Data records for software interfaces:
=======
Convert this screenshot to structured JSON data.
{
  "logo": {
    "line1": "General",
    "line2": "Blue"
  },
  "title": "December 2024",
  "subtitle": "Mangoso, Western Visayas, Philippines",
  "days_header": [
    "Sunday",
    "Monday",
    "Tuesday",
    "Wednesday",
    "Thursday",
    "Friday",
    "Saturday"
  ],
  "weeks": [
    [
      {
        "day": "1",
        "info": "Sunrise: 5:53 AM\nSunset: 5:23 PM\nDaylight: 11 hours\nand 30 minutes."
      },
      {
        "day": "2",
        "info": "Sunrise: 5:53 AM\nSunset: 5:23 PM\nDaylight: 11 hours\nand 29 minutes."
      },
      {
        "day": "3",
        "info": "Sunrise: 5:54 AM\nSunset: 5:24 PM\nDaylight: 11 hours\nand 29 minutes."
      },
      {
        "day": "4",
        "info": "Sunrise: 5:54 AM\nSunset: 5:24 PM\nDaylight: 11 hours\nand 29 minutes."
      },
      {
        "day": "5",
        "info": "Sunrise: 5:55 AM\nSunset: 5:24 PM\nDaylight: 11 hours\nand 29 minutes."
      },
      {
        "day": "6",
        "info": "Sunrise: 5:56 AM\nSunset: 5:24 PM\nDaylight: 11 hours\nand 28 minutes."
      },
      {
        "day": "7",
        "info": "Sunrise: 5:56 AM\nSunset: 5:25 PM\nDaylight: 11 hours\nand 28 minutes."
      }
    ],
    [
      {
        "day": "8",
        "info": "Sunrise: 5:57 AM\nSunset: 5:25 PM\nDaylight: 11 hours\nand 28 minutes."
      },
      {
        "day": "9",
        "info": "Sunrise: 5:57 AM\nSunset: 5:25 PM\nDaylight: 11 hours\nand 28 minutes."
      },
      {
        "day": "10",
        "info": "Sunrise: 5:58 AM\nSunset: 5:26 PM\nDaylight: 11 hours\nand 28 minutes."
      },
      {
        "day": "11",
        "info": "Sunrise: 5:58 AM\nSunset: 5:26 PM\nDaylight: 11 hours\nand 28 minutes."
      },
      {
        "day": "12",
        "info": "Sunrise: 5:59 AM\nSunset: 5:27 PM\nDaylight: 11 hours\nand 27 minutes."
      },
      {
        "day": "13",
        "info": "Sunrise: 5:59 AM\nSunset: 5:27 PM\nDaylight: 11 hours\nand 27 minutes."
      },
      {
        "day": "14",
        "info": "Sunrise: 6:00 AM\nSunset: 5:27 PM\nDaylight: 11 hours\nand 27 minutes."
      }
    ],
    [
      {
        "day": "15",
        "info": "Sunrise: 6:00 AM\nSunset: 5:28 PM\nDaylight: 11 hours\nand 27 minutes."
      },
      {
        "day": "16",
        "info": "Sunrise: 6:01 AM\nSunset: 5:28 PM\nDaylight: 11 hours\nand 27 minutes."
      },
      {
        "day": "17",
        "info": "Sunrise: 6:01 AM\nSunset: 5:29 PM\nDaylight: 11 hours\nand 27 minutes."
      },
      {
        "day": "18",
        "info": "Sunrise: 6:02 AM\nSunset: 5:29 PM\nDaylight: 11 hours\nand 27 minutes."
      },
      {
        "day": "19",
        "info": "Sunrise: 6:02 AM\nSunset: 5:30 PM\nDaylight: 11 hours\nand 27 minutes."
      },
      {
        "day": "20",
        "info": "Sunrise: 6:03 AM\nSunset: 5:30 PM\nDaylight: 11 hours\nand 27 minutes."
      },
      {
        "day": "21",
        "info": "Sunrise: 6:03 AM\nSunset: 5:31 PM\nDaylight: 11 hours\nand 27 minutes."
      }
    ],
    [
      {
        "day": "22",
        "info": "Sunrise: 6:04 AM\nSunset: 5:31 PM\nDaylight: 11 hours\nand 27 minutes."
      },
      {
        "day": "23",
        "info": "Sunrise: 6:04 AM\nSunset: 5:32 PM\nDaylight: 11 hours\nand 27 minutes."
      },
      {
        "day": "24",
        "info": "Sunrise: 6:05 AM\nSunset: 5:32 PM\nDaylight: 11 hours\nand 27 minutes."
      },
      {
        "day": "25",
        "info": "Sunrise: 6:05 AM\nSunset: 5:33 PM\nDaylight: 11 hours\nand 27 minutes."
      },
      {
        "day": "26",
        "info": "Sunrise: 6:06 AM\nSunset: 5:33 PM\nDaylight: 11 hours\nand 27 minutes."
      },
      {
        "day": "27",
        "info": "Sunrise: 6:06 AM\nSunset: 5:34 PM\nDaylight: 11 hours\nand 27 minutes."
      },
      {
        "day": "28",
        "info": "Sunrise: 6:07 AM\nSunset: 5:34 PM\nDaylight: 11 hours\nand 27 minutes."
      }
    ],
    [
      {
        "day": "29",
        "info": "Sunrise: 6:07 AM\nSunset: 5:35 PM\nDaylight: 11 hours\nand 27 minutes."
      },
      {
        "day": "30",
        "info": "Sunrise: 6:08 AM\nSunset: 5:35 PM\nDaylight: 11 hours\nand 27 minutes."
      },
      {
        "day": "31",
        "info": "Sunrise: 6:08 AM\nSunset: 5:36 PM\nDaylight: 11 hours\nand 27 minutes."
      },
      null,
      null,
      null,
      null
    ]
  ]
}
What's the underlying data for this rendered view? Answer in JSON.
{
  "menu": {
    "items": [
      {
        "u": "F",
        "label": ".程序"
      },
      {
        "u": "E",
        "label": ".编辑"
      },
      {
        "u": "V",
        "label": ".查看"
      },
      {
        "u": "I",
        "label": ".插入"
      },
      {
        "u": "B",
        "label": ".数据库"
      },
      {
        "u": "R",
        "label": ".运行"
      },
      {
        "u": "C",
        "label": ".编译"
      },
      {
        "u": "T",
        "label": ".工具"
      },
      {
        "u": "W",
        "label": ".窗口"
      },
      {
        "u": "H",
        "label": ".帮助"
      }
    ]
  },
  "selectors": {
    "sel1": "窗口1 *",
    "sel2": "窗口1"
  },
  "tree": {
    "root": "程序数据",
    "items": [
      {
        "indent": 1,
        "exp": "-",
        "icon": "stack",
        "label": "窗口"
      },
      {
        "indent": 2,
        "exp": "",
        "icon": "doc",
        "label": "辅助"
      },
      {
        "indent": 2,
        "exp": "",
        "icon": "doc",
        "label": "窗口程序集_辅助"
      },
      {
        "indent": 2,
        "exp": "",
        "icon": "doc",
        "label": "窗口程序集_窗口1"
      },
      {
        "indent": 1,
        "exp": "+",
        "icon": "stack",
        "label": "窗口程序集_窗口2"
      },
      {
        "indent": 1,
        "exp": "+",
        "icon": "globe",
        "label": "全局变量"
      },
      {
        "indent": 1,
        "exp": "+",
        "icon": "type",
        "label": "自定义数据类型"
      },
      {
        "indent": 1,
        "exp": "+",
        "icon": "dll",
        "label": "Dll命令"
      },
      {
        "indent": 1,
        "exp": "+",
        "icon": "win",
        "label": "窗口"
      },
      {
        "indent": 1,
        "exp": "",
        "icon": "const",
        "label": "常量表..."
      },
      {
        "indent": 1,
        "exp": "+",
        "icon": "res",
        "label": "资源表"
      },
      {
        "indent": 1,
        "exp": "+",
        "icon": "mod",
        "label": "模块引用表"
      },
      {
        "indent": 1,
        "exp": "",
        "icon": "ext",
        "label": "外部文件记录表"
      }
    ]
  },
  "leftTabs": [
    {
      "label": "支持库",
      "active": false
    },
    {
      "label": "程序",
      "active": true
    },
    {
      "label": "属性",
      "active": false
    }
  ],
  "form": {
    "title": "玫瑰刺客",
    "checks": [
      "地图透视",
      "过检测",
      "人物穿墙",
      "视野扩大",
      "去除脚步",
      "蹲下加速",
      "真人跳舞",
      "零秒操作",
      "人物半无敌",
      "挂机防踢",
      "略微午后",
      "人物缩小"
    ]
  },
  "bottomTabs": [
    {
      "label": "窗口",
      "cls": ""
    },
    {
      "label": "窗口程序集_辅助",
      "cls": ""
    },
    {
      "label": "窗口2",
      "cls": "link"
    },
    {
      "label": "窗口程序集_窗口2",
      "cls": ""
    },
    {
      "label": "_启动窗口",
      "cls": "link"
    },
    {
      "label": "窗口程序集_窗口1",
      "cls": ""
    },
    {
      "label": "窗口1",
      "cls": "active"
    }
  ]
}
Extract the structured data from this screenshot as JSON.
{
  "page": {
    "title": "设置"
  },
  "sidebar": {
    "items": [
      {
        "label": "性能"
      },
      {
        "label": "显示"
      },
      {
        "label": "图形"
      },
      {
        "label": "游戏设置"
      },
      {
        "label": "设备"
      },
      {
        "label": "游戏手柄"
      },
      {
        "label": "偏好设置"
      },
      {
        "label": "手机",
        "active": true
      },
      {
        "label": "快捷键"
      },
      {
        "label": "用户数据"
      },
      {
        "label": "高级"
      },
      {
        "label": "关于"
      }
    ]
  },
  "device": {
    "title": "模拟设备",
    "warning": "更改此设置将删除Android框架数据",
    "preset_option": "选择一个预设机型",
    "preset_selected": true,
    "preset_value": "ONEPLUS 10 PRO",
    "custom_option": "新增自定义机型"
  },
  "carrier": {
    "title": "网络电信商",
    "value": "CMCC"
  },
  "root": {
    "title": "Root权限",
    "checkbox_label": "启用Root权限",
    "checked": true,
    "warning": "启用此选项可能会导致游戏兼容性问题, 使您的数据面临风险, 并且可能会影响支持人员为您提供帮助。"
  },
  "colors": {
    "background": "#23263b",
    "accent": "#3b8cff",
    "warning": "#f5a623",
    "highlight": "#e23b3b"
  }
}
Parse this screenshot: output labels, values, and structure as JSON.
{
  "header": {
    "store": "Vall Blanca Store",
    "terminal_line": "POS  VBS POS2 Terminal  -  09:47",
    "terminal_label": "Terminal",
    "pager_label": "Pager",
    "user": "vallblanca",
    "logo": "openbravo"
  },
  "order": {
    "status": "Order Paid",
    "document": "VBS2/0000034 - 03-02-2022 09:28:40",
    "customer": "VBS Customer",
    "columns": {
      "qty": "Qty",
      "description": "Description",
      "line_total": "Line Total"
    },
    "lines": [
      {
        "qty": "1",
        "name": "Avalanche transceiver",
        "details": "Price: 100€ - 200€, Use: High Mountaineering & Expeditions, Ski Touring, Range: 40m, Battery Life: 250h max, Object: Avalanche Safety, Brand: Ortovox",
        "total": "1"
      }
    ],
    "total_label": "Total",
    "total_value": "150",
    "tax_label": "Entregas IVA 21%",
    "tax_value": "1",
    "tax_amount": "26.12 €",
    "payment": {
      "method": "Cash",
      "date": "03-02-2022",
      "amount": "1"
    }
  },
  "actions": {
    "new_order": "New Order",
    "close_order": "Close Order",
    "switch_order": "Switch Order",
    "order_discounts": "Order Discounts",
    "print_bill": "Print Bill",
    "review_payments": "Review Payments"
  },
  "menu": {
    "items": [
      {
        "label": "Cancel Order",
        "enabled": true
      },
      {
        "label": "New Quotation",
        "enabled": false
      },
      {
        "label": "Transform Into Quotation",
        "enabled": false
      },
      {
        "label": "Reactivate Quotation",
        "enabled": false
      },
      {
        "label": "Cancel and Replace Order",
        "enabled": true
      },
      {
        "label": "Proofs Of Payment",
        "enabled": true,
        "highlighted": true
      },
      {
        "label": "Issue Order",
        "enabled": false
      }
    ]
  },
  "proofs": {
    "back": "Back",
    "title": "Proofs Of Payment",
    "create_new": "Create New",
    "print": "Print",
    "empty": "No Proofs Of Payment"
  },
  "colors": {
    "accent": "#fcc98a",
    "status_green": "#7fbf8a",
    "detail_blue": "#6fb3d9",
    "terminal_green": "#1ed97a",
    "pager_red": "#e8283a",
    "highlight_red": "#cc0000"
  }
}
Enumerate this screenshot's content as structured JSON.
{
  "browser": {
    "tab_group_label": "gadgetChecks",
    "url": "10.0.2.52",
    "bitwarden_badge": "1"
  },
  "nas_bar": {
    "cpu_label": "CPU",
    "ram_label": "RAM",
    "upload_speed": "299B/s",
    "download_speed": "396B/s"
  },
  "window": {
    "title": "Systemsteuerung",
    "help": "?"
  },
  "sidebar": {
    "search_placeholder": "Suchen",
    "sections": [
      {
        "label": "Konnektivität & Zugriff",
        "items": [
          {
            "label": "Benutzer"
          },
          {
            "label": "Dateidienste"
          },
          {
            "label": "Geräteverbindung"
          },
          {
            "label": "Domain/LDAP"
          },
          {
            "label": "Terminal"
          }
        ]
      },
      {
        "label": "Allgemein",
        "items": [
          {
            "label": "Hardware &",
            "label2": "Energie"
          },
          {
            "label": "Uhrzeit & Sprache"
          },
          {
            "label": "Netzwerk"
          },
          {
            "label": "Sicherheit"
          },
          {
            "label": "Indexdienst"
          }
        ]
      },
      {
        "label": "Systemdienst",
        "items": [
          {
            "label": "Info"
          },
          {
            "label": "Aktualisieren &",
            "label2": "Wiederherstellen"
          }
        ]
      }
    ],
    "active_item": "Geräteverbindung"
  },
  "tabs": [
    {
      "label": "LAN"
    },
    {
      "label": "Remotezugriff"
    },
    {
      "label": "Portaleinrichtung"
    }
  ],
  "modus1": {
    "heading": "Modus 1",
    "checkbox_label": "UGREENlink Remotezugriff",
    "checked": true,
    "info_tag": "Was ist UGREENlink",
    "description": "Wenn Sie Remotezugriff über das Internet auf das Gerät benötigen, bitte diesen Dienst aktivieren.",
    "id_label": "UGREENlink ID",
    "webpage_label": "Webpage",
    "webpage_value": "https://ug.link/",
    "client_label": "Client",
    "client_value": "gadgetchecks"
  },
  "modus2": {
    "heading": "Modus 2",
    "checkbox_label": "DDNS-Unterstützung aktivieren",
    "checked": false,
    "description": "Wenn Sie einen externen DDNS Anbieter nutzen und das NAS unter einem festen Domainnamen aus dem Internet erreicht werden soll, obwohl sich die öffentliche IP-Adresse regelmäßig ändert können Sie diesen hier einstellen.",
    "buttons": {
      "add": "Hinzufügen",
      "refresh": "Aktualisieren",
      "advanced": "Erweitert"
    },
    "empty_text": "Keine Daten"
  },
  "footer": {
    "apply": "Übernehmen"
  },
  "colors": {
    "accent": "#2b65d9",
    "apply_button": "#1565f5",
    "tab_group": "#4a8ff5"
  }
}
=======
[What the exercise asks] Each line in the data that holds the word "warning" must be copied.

[Result]
    "warning": "更改此设置将删除Android框架数据",
    "warning": "启用此选项可能会导致游戏兼容性问题, 使您的数据面临风险, 并且可能会影响支持人员为您提供帮助。"
    "warning": "#f5a623",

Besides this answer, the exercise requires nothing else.